“Everybody’s talking and no one says a word
Everybody’s making love and no one really cares
There’s Nazis in the bathroom just below the stairs
Always something happening and nothing going on”
–John Lennon, “Nobody Told Me” lyrics
Just one year ago, I lost my best friend, who had been my best friend since we were both about 5. You can do the math. A long time.
Don’t worry, he’s still alive. In fact, I drive past his house whenever I’m up visiting family in Massachusetts.
For years, whenever I visited from New York or Texas, every visit included time spent with him. Every time. He became so close to my family, that he would even visit my mom, which made me feel good because he lived a few minutes away and could see her more often than I could. My family loved him like one of our own.
He was my best man, and he was one of the best men I ever knew.
So, what happened?
Believe it or not, Donald Trump happened.
Mind you, in all our friendship, politics had never intruded. We had different opinions, just as we liked different music or movies, but it wasn’t a thing.
We talked about cars more than anything in the news.
But a year ago, out of the blue, he sent me a series of texts, announcing that he had recently checked out my opinions on the Internet (show podcasts, columns, etc. etc.). I was actually on the air, in middays, when these texts started pinging my phone. In a matter of minutes, he served notice that we were not friends anymore because the election of President Trump had so sickened and scared him, that he could not imagine someone of my political persuasion in his life.
Naively, I thought this was negotiable—that maybe we could talk it out. Four and half decades of friendship tend to give you a lot of faith in the durability of a relationship. I thought, if I can just text back or call him after I get off the air, I can put out the fire.
Nope. Judgement was final.
Just like that, almost a half century of the same schools, neighborhoods, friends, concerts and trips—thrown away.
In an instant, like you would clean out a closet or a junk drawer, a friendship was unilaterally pronounced over.
When I told the story on the air, it was astonishing how many people were going through the same sort of thing with a friend or family member (that could be a whole other column…)
Because our KTSA audience is made of up of so many kind souls, I got a lot of encouragement. But I didn’t tell the story for pity or support, nor do I bring it up now out of need.
Just to make this point: friendship should be a refuge or reprieve from the conflict of everyday life. If all you see, when you look at a friend, is the hat they wear, or the opinion they express, you are doing it wrong.

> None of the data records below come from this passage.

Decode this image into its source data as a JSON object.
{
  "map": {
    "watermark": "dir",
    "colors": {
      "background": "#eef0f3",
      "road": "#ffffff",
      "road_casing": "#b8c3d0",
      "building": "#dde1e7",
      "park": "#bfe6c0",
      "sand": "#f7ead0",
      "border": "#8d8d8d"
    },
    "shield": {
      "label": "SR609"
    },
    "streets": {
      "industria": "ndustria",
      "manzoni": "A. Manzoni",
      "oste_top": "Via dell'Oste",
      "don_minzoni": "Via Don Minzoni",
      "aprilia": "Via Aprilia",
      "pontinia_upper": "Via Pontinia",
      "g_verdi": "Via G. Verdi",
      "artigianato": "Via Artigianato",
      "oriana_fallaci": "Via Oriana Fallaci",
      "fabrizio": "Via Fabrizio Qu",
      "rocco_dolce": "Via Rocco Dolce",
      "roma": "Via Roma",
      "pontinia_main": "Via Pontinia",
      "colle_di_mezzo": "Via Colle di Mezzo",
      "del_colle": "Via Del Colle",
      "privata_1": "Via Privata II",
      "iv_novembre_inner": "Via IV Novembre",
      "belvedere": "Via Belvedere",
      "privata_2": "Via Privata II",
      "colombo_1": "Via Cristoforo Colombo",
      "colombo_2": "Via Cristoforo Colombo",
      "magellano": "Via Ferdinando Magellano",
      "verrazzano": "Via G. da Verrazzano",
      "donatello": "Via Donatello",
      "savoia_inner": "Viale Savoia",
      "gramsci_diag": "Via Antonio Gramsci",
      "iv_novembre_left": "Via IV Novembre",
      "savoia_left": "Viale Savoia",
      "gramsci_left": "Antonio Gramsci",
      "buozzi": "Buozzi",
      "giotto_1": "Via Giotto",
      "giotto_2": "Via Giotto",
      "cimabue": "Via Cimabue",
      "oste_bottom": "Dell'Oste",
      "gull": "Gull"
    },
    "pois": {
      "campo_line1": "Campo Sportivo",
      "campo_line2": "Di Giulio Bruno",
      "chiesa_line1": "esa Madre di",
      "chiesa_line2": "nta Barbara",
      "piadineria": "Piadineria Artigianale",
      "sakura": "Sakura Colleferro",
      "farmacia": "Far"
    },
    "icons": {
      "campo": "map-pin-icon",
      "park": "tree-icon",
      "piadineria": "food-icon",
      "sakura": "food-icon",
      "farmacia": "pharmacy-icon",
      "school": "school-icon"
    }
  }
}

I’m not mad at him, and I would take him back as a friend in a heartbeat.
My advice: I hope you never make the decision he made, and I hope no one ever makes it about you.